Sort through the data and copy the lines holding the word "bubble".

Working data below:

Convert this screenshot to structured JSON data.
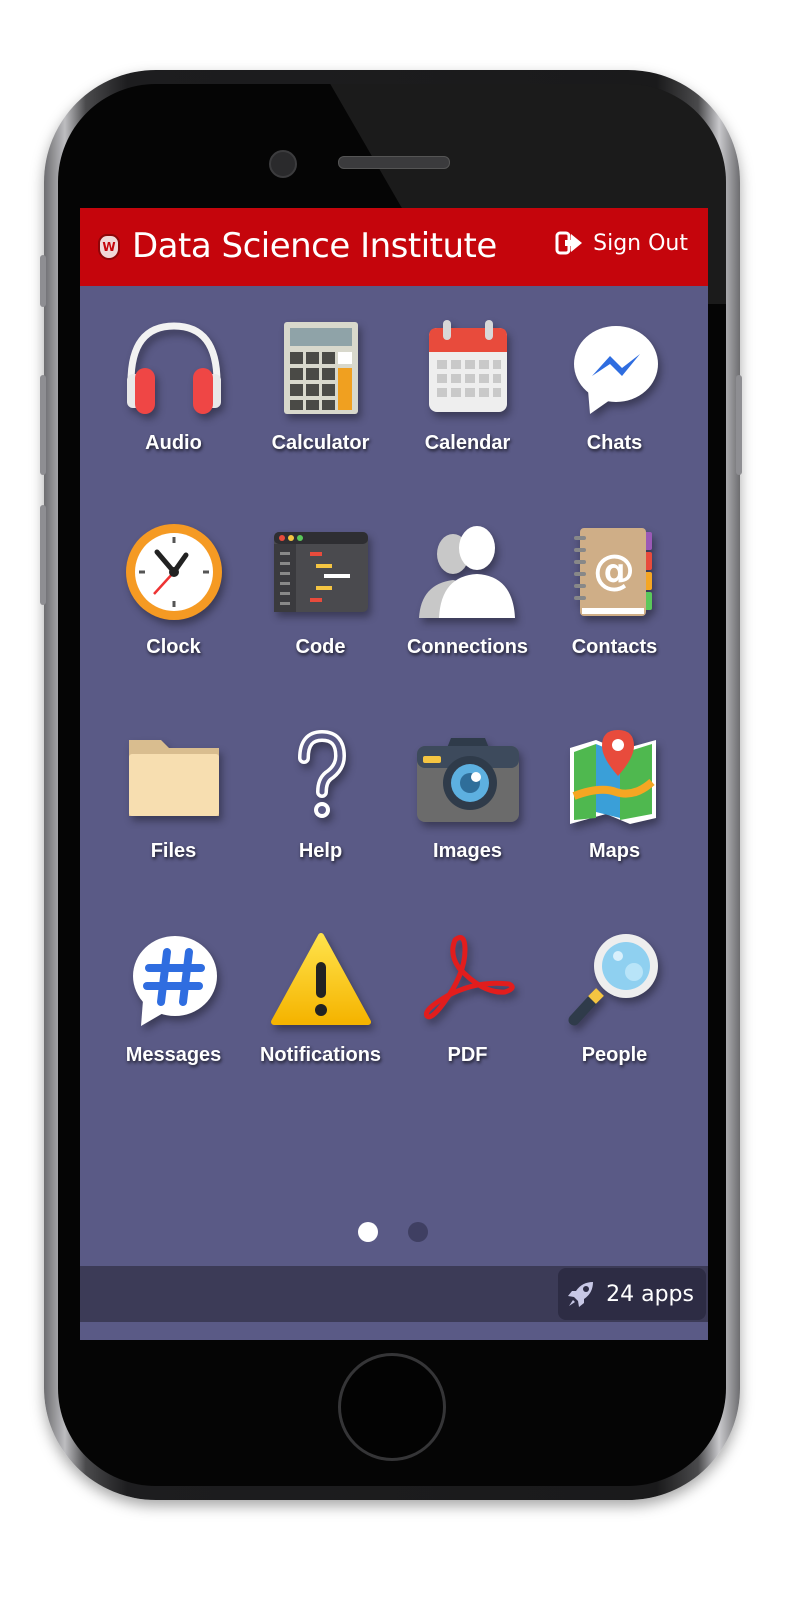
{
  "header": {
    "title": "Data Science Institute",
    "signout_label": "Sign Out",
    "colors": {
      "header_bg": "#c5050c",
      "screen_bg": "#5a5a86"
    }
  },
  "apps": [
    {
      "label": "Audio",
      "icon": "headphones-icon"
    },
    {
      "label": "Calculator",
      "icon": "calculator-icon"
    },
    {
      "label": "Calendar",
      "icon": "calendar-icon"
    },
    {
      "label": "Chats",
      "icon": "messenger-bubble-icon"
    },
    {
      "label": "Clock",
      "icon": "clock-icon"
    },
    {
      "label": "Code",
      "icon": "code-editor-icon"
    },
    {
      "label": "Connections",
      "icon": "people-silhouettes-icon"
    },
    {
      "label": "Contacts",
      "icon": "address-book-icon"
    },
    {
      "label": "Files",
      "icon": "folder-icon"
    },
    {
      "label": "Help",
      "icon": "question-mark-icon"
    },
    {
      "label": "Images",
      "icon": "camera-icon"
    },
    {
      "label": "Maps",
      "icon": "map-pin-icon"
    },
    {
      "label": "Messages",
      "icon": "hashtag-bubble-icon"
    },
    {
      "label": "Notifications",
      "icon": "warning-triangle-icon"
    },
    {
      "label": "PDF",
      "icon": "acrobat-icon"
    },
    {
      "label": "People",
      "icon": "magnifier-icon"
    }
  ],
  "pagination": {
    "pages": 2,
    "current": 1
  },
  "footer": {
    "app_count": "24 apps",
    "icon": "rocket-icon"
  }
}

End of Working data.

_Answer to the problem_
      "icon": "messenger-bubble-icon"
      "icon": "hashtag-bubble-icon"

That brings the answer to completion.